_WHAT YOU SHOULD DO_
Below are records; reply with nothing but the number of lines in them that contain "JSON".

::::

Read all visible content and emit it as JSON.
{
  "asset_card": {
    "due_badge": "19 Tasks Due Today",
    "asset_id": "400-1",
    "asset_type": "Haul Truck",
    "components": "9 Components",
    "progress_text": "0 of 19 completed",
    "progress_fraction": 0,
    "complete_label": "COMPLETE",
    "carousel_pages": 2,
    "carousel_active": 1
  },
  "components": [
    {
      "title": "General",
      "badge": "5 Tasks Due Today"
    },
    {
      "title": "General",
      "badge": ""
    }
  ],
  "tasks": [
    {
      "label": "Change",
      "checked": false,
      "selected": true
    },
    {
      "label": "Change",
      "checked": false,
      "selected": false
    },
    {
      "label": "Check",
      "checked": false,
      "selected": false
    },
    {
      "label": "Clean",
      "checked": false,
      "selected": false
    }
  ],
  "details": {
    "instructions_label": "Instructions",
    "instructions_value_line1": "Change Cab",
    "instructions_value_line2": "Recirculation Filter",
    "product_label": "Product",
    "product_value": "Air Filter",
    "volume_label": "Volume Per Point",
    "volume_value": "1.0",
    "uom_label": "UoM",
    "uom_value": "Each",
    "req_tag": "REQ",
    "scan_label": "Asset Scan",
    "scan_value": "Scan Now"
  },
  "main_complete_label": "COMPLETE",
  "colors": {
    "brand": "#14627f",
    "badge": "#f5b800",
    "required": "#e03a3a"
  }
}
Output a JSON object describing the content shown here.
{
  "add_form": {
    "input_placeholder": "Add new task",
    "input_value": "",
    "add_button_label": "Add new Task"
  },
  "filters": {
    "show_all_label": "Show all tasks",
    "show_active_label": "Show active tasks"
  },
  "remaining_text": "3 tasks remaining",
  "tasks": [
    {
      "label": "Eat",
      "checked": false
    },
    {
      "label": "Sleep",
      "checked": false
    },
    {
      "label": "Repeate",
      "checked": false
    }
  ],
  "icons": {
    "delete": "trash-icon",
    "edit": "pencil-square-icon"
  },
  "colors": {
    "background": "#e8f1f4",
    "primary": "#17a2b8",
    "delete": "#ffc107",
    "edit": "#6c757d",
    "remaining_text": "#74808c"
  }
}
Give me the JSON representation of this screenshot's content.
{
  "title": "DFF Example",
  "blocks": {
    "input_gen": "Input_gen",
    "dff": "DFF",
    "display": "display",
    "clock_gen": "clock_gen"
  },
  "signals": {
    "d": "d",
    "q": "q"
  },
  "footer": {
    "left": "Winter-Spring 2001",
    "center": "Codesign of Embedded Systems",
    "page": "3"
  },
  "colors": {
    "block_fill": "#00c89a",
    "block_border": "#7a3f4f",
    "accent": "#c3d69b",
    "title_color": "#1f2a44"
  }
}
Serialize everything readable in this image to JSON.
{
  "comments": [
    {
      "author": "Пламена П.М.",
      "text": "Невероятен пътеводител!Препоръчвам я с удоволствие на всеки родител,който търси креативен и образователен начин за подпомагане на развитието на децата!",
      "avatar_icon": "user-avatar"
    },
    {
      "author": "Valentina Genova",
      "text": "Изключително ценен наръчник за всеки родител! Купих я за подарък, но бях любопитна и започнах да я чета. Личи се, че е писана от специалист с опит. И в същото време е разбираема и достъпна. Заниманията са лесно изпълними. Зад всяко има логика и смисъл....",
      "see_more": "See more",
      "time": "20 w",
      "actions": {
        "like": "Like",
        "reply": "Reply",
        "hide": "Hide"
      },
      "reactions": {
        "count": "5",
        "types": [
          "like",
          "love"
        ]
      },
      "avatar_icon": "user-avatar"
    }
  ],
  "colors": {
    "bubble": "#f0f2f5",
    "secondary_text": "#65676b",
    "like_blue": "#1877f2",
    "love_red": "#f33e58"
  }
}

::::

_OUTPUT OF THE EXERCISE_
4